Many compared Richardson’s suspension to the incident that took place in the same week, in which the International Swimming Federation (FINA) rejected Soul Cap swimming caps, designed for natural black hair and other diverse hair types. The Federation made a statement saying the caps did not fit “the natural form of the head.”


Co-founder and chair of the Black Swimming Association Danielle Obe argued that the ban on Soul Caps confirmed a “lack of diversity” in the sport. She said: “We need the space and the volume which products like the Soul Caps allow for.”


The original swimming cap was designed by the infamous Speedo 50, created to prevent Caucasian hair from intruding upon swimmers’ faces during a race. The ban sparked outrage on an international scale because, as Obe stated, “[hair] is a significant issue for our community.”


While FINA stated that “athletes competing at the international events never used, neither require […] caps of such size and configuration,” the Soul Cap company had actually partnered with the first black female swimmer, Alice Dearing, to represent Great Britain at the upcoming Tokyo Olympics. It makes sense then, that the Federation would speak in the past tense, because they clearly are not up-to-date with their own forward-thinking community.


The founders of Soul Cap released a statement on Instagram, saying: “For younger swimmers, feeling included and seeing yourself in a sport at a young age is crucial. FINA’s recent dismissal could discourage many younger athletes from pursuing the sport.” They also included the hashtag #SwimForAll.
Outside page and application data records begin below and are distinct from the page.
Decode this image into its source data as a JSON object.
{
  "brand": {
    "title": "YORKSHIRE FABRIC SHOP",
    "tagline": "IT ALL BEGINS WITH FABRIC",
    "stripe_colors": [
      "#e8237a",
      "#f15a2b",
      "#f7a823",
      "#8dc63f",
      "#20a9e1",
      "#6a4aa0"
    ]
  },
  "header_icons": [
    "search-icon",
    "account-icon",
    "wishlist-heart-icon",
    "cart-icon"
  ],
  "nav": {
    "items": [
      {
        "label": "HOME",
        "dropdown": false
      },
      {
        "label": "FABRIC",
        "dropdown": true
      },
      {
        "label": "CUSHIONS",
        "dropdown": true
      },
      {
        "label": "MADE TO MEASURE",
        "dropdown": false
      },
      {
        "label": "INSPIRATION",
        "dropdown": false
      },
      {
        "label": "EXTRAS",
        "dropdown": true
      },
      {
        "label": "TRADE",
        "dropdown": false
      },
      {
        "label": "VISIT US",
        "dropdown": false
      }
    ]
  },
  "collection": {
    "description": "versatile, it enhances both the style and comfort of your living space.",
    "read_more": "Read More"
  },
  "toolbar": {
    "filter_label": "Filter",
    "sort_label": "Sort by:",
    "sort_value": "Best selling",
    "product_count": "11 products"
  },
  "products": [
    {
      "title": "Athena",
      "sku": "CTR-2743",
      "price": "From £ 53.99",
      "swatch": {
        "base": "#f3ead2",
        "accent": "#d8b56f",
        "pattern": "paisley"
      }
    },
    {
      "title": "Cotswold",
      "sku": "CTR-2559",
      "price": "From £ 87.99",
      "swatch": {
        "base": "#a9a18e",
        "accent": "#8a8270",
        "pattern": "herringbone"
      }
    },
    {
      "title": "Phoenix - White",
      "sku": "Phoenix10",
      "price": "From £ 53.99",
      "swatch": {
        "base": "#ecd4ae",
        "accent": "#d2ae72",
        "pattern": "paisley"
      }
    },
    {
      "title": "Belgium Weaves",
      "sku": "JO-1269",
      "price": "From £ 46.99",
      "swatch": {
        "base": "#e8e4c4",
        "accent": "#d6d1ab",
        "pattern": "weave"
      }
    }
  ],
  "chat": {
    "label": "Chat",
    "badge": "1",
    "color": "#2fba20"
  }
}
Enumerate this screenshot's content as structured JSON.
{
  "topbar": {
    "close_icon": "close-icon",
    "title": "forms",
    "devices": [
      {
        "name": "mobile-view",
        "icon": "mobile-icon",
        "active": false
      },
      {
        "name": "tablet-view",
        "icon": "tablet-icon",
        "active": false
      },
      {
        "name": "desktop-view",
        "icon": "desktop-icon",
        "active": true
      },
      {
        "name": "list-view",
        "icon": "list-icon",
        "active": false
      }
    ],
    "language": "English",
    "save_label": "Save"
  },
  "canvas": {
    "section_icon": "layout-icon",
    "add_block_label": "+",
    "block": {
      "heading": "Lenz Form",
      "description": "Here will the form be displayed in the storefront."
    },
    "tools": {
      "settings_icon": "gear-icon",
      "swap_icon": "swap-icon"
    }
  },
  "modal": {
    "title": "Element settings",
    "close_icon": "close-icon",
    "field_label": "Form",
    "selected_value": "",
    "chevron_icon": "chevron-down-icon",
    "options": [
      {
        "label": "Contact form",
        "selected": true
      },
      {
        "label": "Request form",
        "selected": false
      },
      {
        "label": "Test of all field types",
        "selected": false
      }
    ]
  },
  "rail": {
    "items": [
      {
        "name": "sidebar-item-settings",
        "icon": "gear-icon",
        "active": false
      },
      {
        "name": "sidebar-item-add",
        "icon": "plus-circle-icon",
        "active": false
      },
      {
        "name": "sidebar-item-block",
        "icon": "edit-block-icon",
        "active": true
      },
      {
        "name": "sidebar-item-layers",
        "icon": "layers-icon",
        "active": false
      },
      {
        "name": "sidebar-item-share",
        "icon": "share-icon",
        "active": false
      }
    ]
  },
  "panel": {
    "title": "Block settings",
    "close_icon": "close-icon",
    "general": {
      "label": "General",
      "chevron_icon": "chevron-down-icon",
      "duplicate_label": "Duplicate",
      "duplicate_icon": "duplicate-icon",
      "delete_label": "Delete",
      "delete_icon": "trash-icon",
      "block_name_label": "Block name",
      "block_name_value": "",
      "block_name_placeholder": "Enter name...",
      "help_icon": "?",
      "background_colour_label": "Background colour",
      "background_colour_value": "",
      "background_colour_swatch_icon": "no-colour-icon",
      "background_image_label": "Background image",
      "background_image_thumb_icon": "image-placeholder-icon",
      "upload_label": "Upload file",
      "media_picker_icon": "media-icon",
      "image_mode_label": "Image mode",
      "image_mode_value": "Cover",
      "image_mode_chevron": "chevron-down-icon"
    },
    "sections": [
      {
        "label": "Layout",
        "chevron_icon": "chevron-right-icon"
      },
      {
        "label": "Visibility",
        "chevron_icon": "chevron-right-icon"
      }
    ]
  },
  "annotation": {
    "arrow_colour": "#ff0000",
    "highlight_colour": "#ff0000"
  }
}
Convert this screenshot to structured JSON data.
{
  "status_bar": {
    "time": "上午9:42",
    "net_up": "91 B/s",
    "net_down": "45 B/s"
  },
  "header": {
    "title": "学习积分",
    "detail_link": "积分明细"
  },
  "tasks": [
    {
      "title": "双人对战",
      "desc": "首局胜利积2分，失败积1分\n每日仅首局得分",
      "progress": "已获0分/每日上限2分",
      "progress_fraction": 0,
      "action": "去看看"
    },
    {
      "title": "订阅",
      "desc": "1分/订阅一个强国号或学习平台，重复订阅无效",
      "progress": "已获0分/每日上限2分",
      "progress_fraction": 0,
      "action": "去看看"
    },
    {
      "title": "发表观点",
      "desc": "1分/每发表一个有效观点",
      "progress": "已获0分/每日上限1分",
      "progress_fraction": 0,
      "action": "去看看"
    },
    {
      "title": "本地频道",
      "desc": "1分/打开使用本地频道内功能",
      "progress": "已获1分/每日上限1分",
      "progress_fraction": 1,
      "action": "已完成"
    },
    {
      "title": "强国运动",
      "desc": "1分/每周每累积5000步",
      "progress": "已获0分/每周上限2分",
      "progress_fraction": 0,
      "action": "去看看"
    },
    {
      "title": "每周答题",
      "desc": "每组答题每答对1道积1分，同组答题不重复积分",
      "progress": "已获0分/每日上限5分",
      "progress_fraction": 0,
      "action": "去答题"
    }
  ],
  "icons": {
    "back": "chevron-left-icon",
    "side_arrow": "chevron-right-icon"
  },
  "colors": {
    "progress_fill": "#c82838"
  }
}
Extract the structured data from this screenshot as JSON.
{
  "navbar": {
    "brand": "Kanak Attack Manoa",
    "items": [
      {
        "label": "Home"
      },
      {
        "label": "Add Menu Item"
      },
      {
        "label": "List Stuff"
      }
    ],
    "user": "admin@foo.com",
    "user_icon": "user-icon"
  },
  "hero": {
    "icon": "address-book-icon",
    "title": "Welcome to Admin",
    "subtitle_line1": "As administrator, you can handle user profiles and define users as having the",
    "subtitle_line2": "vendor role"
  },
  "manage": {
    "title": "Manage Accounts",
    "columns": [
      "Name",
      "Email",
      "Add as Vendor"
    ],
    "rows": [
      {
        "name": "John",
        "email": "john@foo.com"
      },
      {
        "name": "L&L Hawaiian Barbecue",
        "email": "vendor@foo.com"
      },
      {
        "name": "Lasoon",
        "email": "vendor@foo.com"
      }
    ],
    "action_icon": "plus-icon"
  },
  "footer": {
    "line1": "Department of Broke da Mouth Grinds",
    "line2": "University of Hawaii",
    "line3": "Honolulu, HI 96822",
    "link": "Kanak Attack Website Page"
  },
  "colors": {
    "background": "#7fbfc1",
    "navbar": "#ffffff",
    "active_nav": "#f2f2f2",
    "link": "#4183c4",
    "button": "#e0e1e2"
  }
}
Also, in this same week two female Namibian sprinters were ruled ineligible to participate in the women’s 400 metre running event at the Tokyo Olympics due to naturally high testosterone levels. The sprinters, Christine Mboma and Beatrice Masilingi, were considered Olympic medal contenders.


The sprinters’ elevated testosterone levels were detected during medical assessments in Italy, where they are training, as required by World Athletics. The 18-year-olds’ ineligibility was ruled on account of World Athletics’ policy on Athletes with Differences of Sex Development (DSD). These hormone levels are entirely natural, in this case, and neither the athletes nor their families were aware of this condition. Athletes in these situations are forced by World Athletics to lower their testosterone levels with medications, to ensure “fair competition.”


It seems to make sense when you consider the controversial but strict rules governing the differences between gender and sex in both national and international sporting arenas because of concerns of inherent advantages.


However, if any drug violates “the spirit of sport,” doesn’t asking athletes to dampen their natural talents through drug use also violate “the spirit of sport?”


These are natural testosterone levels.


Are the Olympics not about finding the most natural-born athletic talents, especially considering the excuses for the strict rules and exclusions as exemplified with Richardson and Soul Caps?


Make it make sense, as the kids say.


Seeing each of these bans occur in the same week and solely upon black bodies, and specifically black women, has made many feel that the regulatory bodies are exercising their power to confirm systemic racism within sporting industries. It feels restrictive and conservative. In a practical sense, these bans are mostly impractical. In a symbolic sense, it is clear that these are judicial exercises of power aimed at promoting exclusion and restriction, and pleasing conservative parties.